The guidelines on the reporting and disclosure of exposures subject to measures applied in response to the COVID‐19 crisis (EBA/GL/2020/07) applied from 2 June 2020. They established quarterly reporting frequency and semi-annual disclosure of exposures under payment moratoria as well as on exposures under COVD-19-related public guarantee schemes. The EBA's announcement confirmed that, unless instructed otherwise by their relevant competent authorities, credit institutions are expected to continue to report and disclose COVID-19 related data beyond December 2021. The EBA will continue to monitor developments and will consider repealing the guidelines in the future when the COVID-19 situation permits and credit outlook of loans under public support measures improves.
EBA publishes binding standards on Pillar 3 disclosures on ESG risks
On 24 January 2022, the EBA published its final draft implementing technical standards on Pillar 3 disclosures on Environmental, Social and Governance (ESG) risks. Disclosure of information on ESG risks is a vital tool to promote market discipline, allowing stakeholders to assess banks’ ESG related risks and sustainable finance strategy.
The EBA ESG Pillar 3 package will help to address shortcomings of institutions’ current ESG disclosures at EU level by setting mandatory and consistent disclosure requirements, including granular templates, tables and associated instructions.
ECB launches 2022 climate risk stress test
On 27 January 2022, the ECB launched a supervisory climate risk stress test to assess how prepared banks are for dealing with financial and economic shocks stemming from climate risk. The exercise will be conducted in the first half of 2022 after which the ECB will publish aggregate results.
The aim of the test is to identify vulnerabilities, best practices and challenges banks face when managing climate-related risk. The test is a learning exercise which consists of three distinct modules: (i) a questionnaire on banks’ climate stress test capabilities, (ii) a peer benchmark analysis to assess the sustainability of banks’ business models and their exposure to emission-intensive companies, and (iii) a bottom-up stress test. To ensure the proportionality of the exercise, smaller banks will not be asked to provide their own stress test projections.
From March 2022, banks will submit their climate risk stress test templates to the ECB for assessment. The supervisor will subsequently engage with the banks and provide feedback. The results will feed into the Supervisory Review and Evaluation Process (SREP) from a qualitative point of view.

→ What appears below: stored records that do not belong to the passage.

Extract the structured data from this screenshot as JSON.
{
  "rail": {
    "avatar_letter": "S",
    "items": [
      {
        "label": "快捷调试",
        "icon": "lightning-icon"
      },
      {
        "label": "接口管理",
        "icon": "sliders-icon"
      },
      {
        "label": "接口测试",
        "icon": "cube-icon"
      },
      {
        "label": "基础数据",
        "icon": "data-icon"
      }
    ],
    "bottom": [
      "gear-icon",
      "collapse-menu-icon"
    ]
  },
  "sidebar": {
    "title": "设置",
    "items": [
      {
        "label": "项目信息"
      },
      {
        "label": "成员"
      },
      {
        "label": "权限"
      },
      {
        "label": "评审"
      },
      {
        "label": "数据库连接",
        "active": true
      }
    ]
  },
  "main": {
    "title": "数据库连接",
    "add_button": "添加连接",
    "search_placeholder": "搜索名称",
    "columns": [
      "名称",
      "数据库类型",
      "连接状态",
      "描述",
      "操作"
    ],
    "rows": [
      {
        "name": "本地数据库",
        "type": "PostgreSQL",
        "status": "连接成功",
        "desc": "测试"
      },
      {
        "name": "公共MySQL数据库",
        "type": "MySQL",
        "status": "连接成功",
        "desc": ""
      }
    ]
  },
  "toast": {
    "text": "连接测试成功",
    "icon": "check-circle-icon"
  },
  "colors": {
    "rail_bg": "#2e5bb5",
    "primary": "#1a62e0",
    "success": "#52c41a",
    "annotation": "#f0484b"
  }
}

This means that the stress test could indirectly impact Pillar 2 requirements through the SREP scores, but will not directly impact capital through Pillar 2 guidance